— YOUR TASK —
Show each line of the entries below in which the word "Toolpath" appears.

— DATA IN THIS EXERCISE —
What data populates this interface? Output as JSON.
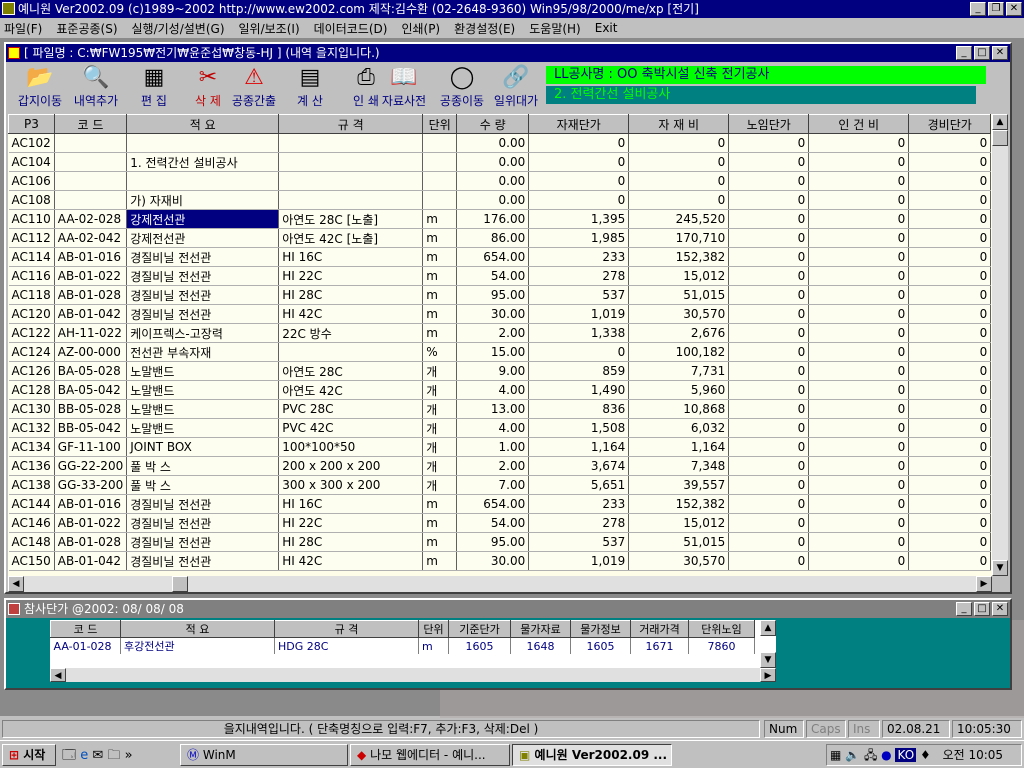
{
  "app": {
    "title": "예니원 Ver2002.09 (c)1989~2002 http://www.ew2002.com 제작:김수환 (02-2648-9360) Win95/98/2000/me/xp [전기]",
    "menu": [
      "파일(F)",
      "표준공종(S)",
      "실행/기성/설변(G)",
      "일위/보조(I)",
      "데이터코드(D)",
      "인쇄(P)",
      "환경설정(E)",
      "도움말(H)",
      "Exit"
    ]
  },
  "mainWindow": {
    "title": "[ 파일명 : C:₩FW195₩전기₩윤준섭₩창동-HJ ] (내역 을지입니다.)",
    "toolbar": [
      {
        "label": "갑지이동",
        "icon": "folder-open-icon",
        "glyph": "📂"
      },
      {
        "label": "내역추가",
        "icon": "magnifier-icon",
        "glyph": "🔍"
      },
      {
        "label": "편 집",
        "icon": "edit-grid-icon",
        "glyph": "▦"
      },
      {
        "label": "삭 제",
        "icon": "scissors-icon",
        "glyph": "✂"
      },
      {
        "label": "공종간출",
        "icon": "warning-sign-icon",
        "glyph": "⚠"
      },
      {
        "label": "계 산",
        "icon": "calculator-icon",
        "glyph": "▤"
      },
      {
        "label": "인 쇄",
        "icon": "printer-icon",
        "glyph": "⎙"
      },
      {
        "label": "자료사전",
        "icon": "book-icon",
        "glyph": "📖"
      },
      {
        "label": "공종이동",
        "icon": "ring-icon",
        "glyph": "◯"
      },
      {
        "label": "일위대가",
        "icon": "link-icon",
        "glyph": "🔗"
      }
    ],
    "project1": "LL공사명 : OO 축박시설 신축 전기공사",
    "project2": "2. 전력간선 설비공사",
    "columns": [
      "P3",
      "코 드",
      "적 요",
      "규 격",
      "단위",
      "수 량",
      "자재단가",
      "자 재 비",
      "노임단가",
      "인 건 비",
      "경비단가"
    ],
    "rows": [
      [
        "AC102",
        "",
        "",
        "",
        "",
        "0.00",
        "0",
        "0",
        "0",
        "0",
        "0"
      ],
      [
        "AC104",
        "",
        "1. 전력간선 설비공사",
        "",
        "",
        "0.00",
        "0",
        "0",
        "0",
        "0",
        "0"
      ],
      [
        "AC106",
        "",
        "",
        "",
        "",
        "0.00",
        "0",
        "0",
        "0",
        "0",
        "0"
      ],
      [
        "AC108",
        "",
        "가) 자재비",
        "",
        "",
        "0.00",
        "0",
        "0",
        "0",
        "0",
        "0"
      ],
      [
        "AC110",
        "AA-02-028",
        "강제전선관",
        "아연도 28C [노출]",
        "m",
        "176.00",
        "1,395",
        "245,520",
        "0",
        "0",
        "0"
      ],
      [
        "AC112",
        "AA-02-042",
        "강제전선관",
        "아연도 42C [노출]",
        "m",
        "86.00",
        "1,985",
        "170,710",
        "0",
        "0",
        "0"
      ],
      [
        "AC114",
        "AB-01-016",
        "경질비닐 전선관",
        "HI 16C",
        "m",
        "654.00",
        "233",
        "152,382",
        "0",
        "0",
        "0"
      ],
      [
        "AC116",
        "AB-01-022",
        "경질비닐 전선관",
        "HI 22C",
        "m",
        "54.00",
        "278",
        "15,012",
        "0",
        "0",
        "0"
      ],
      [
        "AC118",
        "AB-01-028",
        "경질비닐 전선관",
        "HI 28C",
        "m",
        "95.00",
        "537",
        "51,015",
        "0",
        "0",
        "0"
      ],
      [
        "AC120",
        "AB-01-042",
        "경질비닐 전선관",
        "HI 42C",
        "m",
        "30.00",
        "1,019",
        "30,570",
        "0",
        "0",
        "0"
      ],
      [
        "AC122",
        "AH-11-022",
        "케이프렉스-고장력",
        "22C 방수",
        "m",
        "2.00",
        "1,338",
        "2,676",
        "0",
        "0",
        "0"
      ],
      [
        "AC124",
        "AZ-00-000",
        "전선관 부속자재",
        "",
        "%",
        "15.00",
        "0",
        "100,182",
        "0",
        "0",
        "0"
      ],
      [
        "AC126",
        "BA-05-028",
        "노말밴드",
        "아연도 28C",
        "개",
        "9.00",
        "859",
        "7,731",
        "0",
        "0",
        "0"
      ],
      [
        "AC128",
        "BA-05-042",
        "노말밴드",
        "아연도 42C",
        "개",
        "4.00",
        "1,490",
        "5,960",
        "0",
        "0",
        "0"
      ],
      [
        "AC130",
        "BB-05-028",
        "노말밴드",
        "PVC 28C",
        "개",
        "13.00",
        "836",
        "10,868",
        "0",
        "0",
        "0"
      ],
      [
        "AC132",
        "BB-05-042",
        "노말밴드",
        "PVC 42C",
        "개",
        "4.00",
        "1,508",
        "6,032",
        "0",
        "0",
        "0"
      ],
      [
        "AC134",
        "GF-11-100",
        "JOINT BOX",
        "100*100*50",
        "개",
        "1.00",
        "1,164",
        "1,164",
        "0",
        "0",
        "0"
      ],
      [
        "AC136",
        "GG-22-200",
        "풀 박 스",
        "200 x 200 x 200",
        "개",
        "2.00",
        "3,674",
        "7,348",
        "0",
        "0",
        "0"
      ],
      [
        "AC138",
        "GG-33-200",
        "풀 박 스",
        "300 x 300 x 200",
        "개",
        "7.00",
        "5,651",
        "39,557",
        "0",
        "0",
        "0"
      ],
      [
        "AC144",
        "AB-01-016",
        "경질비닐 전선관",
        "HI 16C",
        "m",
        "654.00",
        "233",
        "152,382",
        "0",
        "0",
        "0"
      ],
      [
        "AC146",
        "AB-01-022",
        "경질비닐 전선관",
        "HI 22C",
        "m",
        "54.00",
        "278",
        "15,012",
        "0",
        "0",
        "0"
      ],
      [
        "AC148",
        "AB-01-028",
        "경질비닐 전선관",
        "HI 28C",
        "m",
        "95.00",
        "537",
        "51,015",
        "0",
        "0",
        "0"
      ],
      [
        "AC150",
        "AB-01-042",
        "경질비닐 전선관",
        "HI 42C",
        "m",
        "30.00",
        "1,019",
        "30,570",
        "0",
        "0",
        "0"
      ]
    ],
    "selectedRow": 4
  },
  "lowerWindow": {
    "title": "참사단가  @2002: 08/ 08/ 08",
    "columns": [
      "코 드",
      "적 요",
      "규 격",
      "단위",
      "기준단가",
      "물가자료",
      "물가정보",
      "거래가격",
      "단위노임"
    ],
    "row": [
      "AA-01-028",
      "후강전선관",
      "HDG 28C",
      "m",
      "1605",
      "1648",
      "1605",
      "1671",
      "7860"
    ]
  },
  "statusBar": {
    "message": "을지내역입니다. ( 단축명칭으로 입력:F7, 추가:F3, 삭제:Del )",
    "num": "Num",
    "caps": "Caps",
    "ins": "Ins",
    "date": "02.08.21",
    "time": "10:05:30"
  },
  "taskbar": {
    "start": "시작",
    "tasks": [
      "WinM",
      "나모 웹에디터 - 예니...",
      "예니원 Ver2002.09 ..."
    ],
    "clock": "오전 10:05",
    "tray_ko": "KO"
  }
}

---

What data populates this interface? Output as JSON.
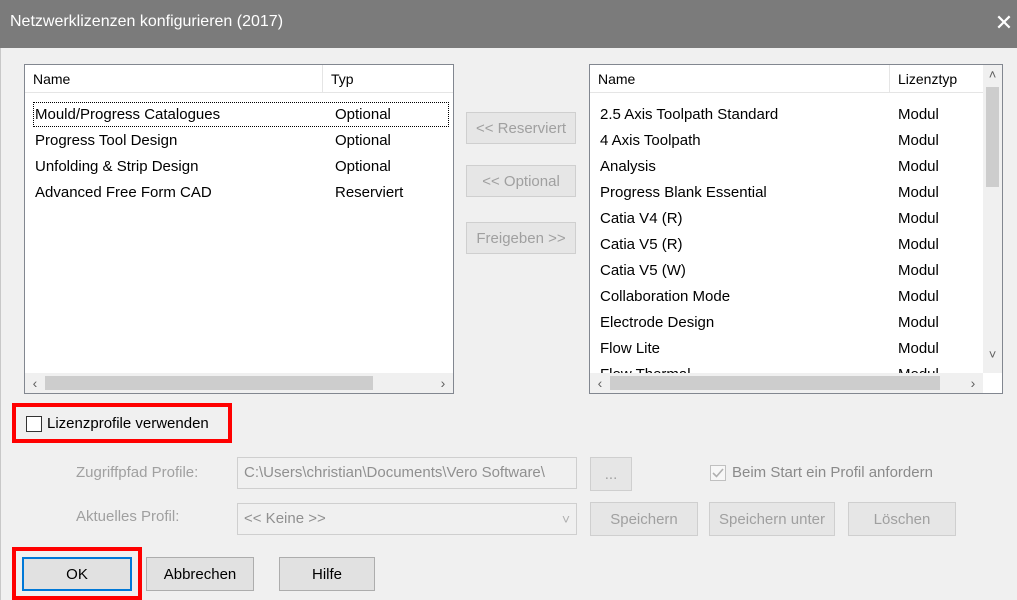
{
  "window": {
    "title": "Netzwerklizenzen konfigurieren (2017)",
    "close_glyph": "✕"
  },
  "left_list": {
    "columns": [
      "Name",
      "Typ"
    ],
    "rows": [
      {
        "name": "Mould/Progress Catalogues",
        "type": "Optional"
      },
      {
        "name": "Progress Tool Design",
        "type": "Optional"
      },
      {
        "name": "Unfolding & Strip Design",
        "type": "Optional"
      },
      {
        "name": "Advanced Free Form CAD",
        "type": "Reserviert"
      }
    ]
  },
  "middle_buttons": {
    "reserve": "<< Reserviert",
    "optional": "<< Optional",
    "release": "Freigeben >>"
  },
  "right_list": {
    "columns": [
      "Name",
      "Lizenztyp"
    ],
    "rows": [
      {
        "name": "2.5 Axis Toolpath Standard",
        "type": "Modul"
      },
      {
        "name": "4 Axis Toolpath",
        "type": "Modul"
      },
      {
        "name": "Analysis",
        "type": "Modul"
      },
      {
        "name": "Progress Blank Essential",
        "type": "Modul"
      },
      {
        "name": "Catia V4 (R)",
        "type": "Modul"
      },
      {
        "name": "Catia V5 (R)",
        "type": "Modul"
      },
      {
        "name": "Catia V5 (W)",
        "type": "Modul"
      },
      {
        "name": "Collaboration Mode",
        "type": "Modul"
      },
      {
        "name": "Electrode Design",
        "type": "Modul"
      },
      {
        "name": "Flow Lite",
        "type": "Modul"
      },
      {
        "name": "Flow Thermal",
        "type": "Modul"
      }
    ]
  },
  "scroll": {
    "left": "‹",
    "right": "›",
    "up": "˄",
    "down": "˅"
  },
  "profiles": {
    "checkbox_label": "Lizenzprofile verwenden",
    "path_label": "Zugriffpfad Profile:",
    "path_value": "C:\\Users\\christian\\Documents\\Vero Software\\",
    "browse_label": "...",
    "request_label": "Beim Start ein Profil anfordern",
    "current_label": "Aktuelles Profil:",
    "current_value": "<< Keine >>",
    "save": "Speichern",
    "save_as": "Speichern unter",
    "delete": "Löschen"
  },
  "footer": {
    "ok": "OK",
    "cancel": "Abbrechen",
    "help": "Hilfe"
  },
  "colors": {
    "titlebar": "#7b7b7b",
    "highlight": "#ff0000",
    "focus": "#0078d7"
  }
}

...

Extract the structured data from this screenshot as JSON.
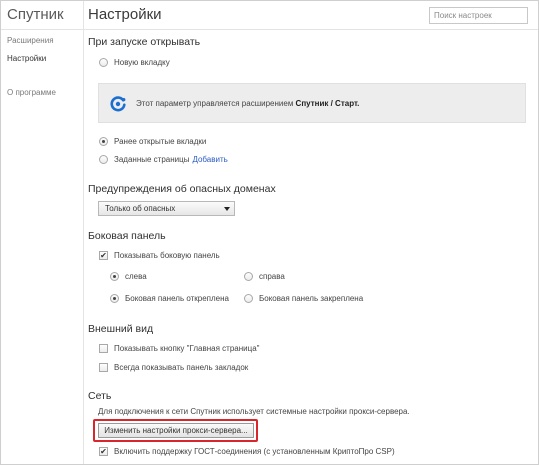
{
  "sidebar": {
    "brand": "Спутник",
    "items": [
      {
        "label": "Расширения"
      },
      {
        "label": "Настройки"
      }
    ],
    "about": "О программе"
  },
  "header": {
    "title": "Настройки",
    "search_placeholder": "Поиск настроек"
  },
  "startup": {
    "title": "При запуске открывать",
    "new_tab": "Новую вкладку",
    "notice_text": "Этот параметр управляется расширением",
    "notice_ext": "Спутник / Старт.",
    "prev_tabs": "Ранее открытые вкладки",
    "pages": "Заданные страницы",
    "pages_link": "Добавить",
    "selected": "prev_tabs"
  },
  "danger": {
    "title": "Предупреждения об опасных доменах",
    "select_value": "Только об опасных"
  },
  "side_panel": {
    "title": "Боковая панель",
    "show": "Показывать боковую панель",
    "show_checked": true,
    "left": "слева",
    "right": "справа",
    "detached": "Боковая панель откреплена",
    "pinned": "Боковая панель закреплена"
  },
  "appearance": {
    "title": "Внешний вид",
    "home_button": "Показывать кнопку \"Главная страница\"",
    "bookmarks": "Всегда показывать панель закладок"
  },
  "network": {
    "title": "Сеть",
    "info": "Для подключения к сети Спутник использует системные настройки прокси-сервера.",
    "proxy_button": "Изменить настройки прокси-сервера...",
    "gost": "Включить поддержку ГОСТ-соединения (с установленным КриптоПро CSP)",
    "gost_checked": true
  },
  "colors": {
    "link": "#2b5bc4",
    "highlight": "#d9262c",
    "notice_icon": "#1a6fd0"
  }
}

— ANSWER FOR THE TASK —
        "name": "2.5 Axis Toolpath Standard",
        "name": "4 Axis Toolpath",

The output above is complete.